(Items from an interface collection)
╔══
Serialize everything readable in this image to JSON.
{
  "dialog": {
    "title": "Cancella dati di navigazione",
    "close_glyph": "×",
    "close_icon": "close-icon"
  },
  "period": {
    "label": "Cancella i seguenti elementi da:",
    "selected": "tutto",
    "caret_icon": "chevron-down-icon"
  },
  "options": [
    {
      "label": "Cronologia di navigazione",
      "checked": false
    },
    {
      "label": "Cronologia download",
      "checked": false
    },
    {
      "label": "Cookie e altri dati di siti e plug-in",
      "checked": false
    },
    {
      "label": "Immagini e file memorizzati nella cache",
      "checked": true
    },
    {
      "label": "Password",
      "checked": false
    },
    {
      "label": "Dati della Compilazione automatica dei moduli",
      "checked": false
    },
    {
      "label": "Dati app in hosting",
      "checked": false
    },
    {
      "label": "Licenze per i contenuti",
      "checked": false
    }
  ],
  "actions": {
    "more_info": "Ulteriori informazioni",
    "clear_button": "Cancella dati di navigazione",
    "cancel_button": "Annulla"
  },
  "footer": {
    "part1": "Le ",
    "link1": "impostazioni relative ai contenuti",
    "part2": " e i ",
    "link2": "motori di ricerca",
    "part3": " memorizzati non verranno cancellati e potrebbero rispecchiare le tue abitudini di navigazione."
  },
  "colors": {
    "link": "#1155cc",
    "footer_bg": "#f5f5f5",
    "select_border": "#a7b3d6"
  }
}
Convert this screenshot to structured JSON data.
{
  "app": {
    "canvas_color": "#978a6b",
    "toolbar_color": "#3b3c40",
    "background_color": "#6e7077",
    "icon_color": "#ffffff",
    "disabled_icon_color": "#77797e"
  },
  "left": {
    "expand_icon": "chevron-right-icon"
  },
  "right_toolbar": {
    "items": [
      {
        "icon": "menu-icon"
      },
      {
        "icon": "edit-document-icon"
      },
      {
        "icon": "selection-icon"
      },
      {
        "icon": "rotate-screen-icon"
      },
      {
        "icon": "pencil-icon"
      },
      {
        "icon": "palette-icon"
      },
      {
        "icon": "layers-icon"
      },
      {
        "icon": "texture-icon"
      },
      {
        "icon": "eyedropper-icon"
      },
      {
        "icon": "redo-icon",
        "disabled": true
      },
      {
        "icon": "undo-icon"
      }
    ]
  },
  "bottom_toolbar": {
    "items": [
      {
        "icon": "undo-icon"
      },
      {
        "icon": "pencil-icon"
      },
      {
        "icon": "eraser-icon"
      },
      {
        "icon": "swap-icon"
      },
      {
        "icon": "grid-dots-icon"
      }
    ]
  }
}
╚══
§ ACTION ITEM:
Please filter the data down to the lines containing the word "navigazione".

§ SOLUTION FOR THIS EXERCISE:
    "title": "Cancella dati di navigazione",
      "label": "Cronologia di navigazione",
    "clear_button": "Cancella dati di navigazione",
    "part3": " memorizzati non verranno cancellati e potrebbero rispecchiare le tue abitudini di navigazione."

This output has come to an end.